What should you do when LockRattler returns a worrying error?

LockRattler’s Help Book outlines how to address some of the problems which it can reveal, but here is some more detailed advice, which also applies to anyone using other tools, including those in Terminal.


If System Integrity Protection (SIP) is disabled, you will want to enable it as quickly as possible, so that all your system files are properly protected. The standard way to do that is to boot into Recovery mode, open Terminal, and there use the
csrutil enable
command. Once that is done, restart normally and check again using LockRattler.

In Sierra 10.12.2 and later, you may also be able to do this more conveniently, by opening Terminal and typing in
sudo csrutil clear
then entering your admin password. Restart, check with LockRattler, and if necessary resort to the standard method in Recovery mode if that didn’t work.

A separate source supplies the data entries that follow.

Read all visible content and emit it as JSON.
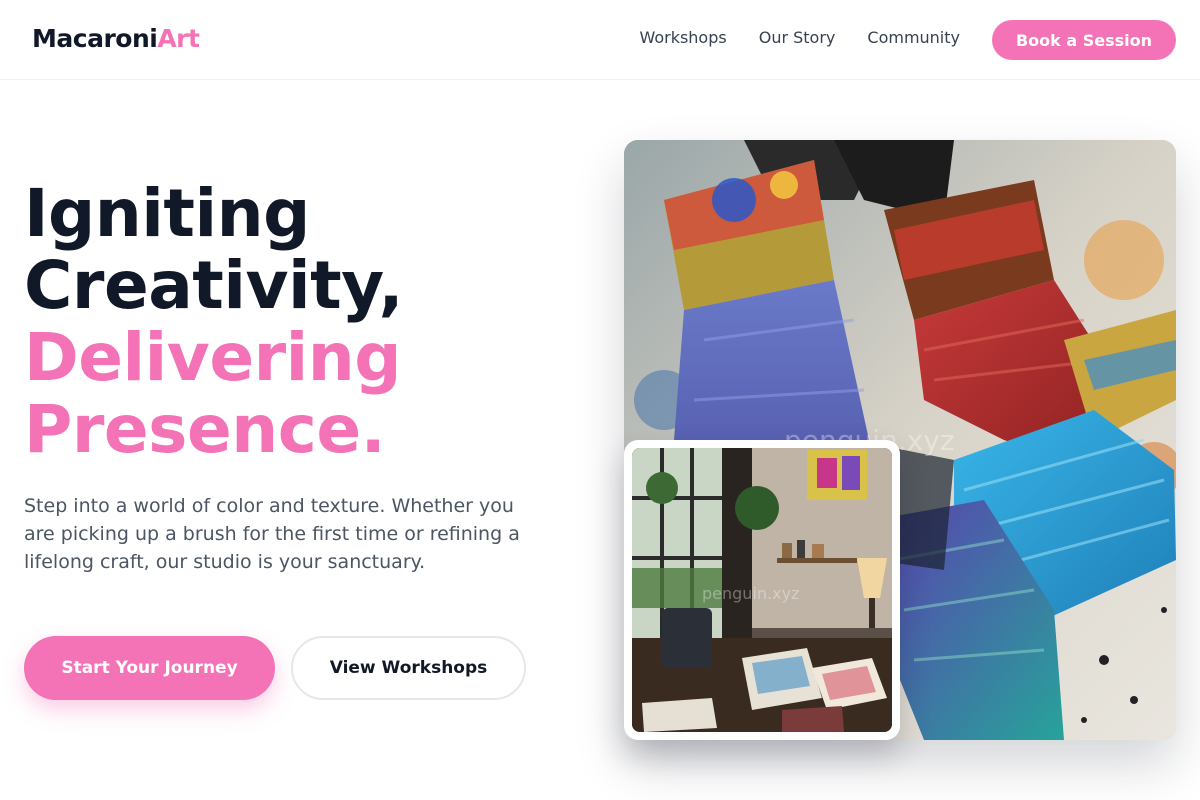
{
  "brand": {
    "name_main": "Macaroni",
    "name_accent": "Art",
    "accent_color": "#f472b6"
  },
  "nav": {
    "links": [
      "Workshops",
      "Our Story",
      "Community"
    ],
    "cta": "Book a Session"
  },
  "hero": {
    "headline": [
      "Igniting",
      "Creativity,",
      "Delivering",
      "Presence."
    ],
    "lead": "Step into a world of color and texture. Whether you are picking up a brush for the first time or refining a lifelong craft, our studio is your sanctuary.",
    "primary_cta": "Start Your Journey",
    "secondary_cta": "View Workshops"
  },
  "images": {
    "main_photo": "paint-brushes-photo",
    "inset_photo": "art-studio-photo",
    "watermark": "penguin.xyz",
    "inset_watermark": "penguin.xyz"
  },
  "colors": {
    "text_dark": "#111827",
    "text_muted": "#4b5563",
    "pink": "#f472b6"
  }
}
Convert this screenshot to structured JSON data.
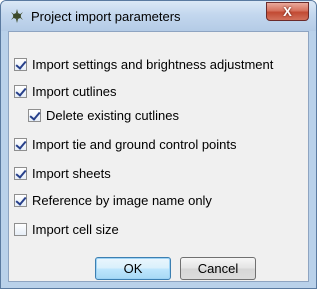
{
  "window": {
    "title": "Project import parameters",
    "close_label": "X"
  },
  "options": [
    {
      "label": "Import settings and brightness adjustment",
      "checked": true
    },
    {
      "label": "Import cutlines",
      "checked": true
    },
    {
      "label": "Delete existing cutlines",
      "checked": true
    },
    {
      "label": "Import tie and ground control points",
      "checked": true
    },
    {
      "label": "Import sheets",
      "checked": true
    },
    {
      "label": "Reference by image name only",
      "checked": true
    },
    {
      "label": "Import cell size",
      "checked": false
    }
  ],
  "buttons": {
    "ok_label": "OK",
    "cancel_label": "Cancel"
  }
}
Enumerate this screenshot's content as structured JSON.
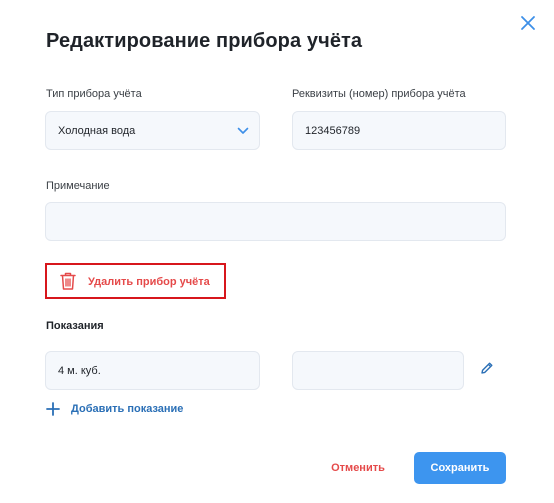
{
  "dialog": {
    "title": "Редактирование прибора учёта",
    "close_icon": "close-icon"
  },
  "form": {
    "meter_type": {
      "label": "Тип прибора учёта",
      "value": "Холодная вода"
    },
    "meter_number": {
      "label": "Реквизиты (номер) прибора учёта",
      "value": "123456789"
    },
    "note": {
      "label": "Примечание",
      "value": ""
    },
    "delete_label": "Удалить прибор учёта"
  },
  "readings": {
    "title": "Показания",
    "items": [
      {
        "value": "4 м. куб.",
        "secondary": ""
      }
    ],
    "add_label": "Добавить показание"
  },
  "actions": {
    "cancel_label": "Отменить",
    "save_label": "Сохранить"
  },
  "colors": {
    "accent": "#3d95ef",
    "link": "#2a6fb6",
    "danger": "#e54a4a",
    "highlight_border": "#d7161c",
    "field_bg": "#f5f8fc"
  }
}
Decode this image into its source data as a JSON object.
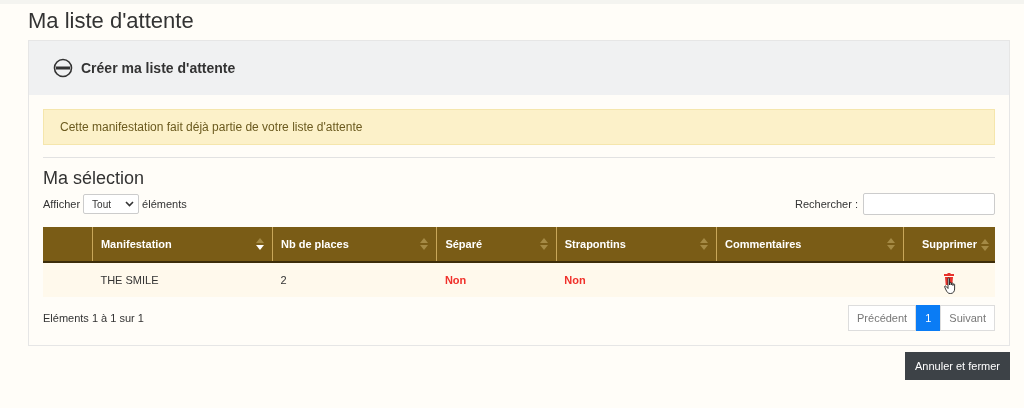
{
  "page_title": "Ma liste d'attente",
  "panel": {
    "title": "Créer ma liste d'attente",
    "expanded": true,
    "alert": "Cette manifestation fait déjà partie de votre liste d'attente",
    "section_title": "Ma sélection",
    "length_control": {
      "prefix": "Afficher",
      "value": "Tout",
      "suffix": "éléments"
    },
    "search": {
      "label": "Rechercher :"
    },
    "table": {
      "columns": [
        {
          "kind": "plain"
        },
        {
          "label": "Manifestation",
          "kind": "sorted"
        },
        {
          "label": "Nb de places",
          "kind": "sortable"
        },
        {
          "label": "Séparé",
          "kind": "sortable"
        },
        {
          "label": "Strapontins",
          "kind": "sortable"
        },
        {
          "label": "Commentaires",
          "kind": "sortable"
        },
        {
          "label": "Supprimer",
          "kind": "sortable"
        }
      ],
      "rows": [
        {
          "manifestation": "THE SMILE",
          "places": "2",
          "separe": "Non",
          "strapontins": "Non"
        }
      ]
    },
    "info": "Eléments 1 à 1 sur 1",
    "pagination": {
      "previous": {
        "label": "Précédent",
        "disabled": true
      },
      "pages": [
        {
          "label": "1",
          "selected": true
        }
      ],
      "next": {
        "label": "Suivant",
        "disabled": true
      }
    }
  },
  "close_button": "Annuler et fermer"
}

XProtect blacklists, security subsystem policy

If XProtect blacklists are shown as being disabled, or this returns an error, try opening Terminal and typing the following command
spctl --status
You can also get slightly fuller information with
spctl --status -v

If that also returns an error, or a report that the service is disabled, you can try enabling the whole system using
sudo spctl --master-enable
which then requires you to authenticate with your admin password.

These commands should return the standard success code of 0, if they deliver anything more than the text result. A code of 1 indicates that the operation failed, 2 that the arguments in the command were incorrect, and 3 that the operation was denied but no other error has occurred.

It is worth checking the General tab in your Security & Privacy pane: that should allow one of two options in Sierra, either App Store, or App Store and identified developers. If it reads Anywhere (or anything else) that will disable XProtect blacklists, something which Sierra is supposed not to permit. Set that control back to one of the two standard options and protection should be restored.

If you still cannot turn security assessment on, make a careful note of the above results and report them to Apple support. You may find yourself applying the latest Combo updater or re-installing macOS to try to restore their function. They should still work normally when FileVault is turned on, and FileVault does not make this part of your Mac’s security unnecessary.

FileVault disk encryption


If FileVault is shown as being off when you think it should be on, open the Security & Privacy pane, and select the FileVault tab. You will then need to click on the padlock icon to authenticate, following which you should be able to turn FileVault on. If this says that FileVault is on but LockRattler reports that it is not, try restarting and repeating. If there remains a conflict, try the Terminal command
fdesetup status

If you still cannot resolve the issue, make a note of the results of these, and report them to Apple support, or make an appointment at your nearest Genius Bar.

Out of date security data

If any of the version numbers are lower than those shown here for Sierra, follow the routines for automatic software updates below, to force an update and correct that. Updates don’t arrive instantly, but should be delivered within minutes or a couple of hours at most.

If any version numbers are missing or corrupt, then this suggests that you have disk corruption or file loss. Restart in Recovery mode, run Disk Utility, and there apply First Aid to your startup drive. You may end up having to reinstall macOS to correct this, or the latest Combo updater might do the trick.

Automatic software updates

If Software update shows that automatic check is not on, open the App Store pane. Ensure the Automatically check for updates and Install system data files and security updates items are ticked.


You can force an update by clicking on the Check Now button, and/or by typing in Terminal
sudo softwareupdate --background-critical
then entering your admin password at the prompt. In my experience, the command line tends to result in a more rapid response.

After action

With any security anomaly, you should ask carefully what might have resulted in that anomaly occurring. Have you recently installed any software from an untrusted source? Have you run anything which might not be completely legitimate? Could you have malware installed which has tampered with your Mac’s security systems, perhaps?

A high index of suspicion could save your data.